            warmongering, totalitarianism, and all the manifestations
            of the death wish are running amok --
a time when the environment that sustains life
is under radical attack.
We are not choosing death for our Church alone
            but for all those people God loves so much
            he gave his only son that they might live.

So, if you will indulge me, I’ll close with a gospel story
            especially for you.
An old man who loved his Church stopped Jesus on the road and said,
            “My Church is dying. Come lay hands on her and she will live.”
Jesus joined the old man and headed toward the Church.
But those keeping the death watch outside the church door
            sent a journalist who stopped Jesus on the road.
He handed Jesus the obituary – it was a print out from a blog post –
 and said, “Do not come here, Jesus.
The Church is already dead.
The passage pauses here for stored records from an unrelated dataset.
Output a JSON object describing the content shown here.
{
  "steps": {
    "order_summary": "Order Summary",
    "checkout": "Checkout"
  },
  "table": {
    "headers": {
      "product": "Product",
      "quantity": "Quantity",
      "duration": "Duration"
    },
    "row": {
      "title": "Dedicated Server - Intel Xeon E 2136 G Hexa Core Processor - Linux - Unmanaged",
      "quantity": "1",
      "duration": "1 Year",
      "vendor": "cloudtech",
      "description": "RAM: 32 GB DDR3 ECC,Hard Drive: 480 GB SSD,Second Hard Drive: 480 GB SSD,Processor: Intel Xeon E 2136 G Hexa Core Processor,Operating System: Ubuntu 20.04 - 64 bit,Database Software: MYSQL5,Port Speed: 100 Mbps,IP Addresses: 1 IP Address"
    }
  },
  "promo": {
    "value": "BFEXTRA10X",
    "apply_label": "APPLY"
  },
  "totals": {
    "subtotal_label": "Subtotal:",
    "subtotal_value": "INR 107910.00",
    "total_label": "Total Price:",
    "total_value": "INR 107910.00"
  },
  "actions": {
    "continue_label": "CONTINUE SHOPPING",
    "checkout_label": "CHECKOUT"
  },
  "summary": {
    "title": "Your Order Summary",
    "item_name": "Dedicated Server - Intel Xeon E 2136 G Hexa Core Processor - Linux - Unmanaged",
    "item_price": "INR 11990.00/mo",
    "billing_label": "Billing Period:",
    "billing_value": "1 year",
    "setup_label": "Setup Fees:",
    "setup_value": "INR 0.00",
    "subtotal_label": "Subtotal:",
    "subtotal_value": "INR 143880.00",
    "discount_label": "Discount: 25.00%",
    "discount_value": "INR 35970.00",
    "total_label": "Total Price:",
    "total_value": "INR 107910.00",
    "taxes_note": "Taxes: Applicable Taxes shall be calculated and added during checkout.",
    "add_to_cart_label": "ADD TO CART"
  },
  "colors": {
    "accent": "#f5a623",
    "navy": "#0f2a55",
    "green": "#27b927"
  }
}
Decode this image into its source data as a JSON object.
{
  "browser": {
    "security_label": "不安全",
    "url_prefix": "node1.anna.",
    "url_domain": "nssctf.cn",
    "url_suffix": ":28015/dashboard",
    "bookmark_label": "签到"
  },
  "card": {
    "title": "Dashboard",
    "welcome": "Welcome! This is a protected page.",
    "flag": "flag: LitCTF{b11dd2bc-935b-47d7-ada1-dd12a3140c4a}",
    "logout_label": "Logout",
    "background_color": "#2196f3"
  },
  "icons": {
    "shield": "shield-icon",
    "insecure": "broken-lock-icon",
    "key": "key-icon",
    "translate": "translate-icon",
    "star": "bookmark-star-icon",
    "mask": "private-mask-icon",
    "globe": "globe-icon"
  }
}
We don’t need you.”
But Jesus kept on going.

Outside the church door,
            he found some bishops, priests, and a few seminary professors
            all weeping and wailing that the Church was dead.
Jesus said, “Friends, don’t cry. The Church is not dead.
                        She is only sleeping.”
But the bishops, priests, and seminary professors
            laughed Jesus to scorn.

That’s when Jesus looked a 16th of an inch behind
            their sorrowing faces and saw that
            something in them was enjoying the Church’s death
                        a little too much.
So, Jesus turned his back their self-indulgence.

He marched into the church house
            bold as brass, as if he owned the place, and said,
            “Talitha cum! Talitha cum! Talitha cum!”